Here are a few quick facts to help you understand Medicare Shared Savings and Accountable Care Organizations:
- Accountable Care Organizations (ACOs) were established under the ACA as a way for doctors, hospitals, and other care providers to group together to deliver organized care to Medicare patients.
- Providers who group together in an ACO can choose to be paid by the Medicare Shared Savings Program (MSSP) instead of being paid via a traditional fee-for-service (FSS) model. (There are a few different ACO models being tested, but they generally work in similar ways rewarding quality over quantity).
- The MSSP model pays for quality over quantity. It pays out similar to a fee-for-service model, but by meeting certain benchmarks and keeping costs and readmittance down ACOs can gain or lose extra payments from Medicare.
- Today there are over 300 ACOs, but the first 32 are called Pioneer ACOs. They started in 2012. Their success was measured and studied. While not all 32 had success stories, overall the group showed that Medicare saved, patients benefited, and providers saw a profit.
- This new model of quality over quantity, if embraced by more providers, could help to curb Medicare spending in the longterm and decrease the deficit. In 2013 it was projected this model could save up $940 million over the next four years.

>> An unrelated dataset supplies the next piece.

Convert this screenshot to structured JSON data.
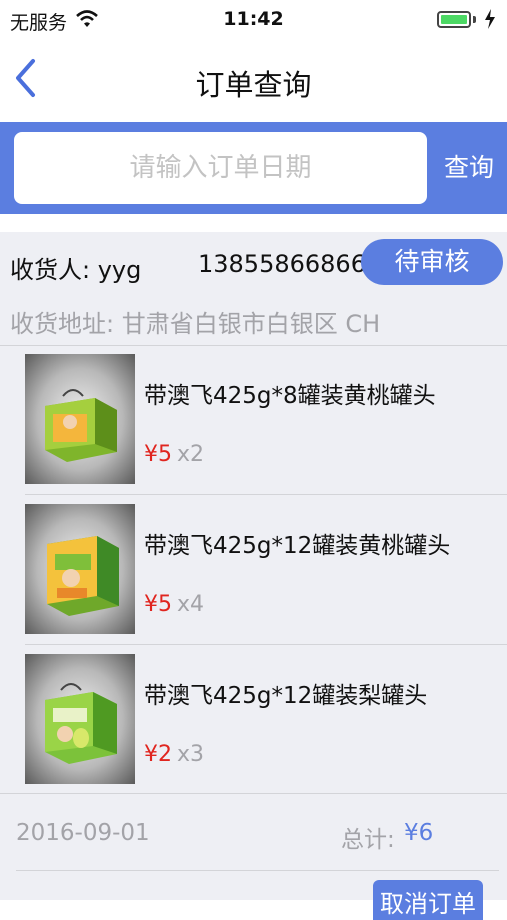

See the summary from CMS below or read more about ACOs and MSSP from our page on Accountable Care Organizations.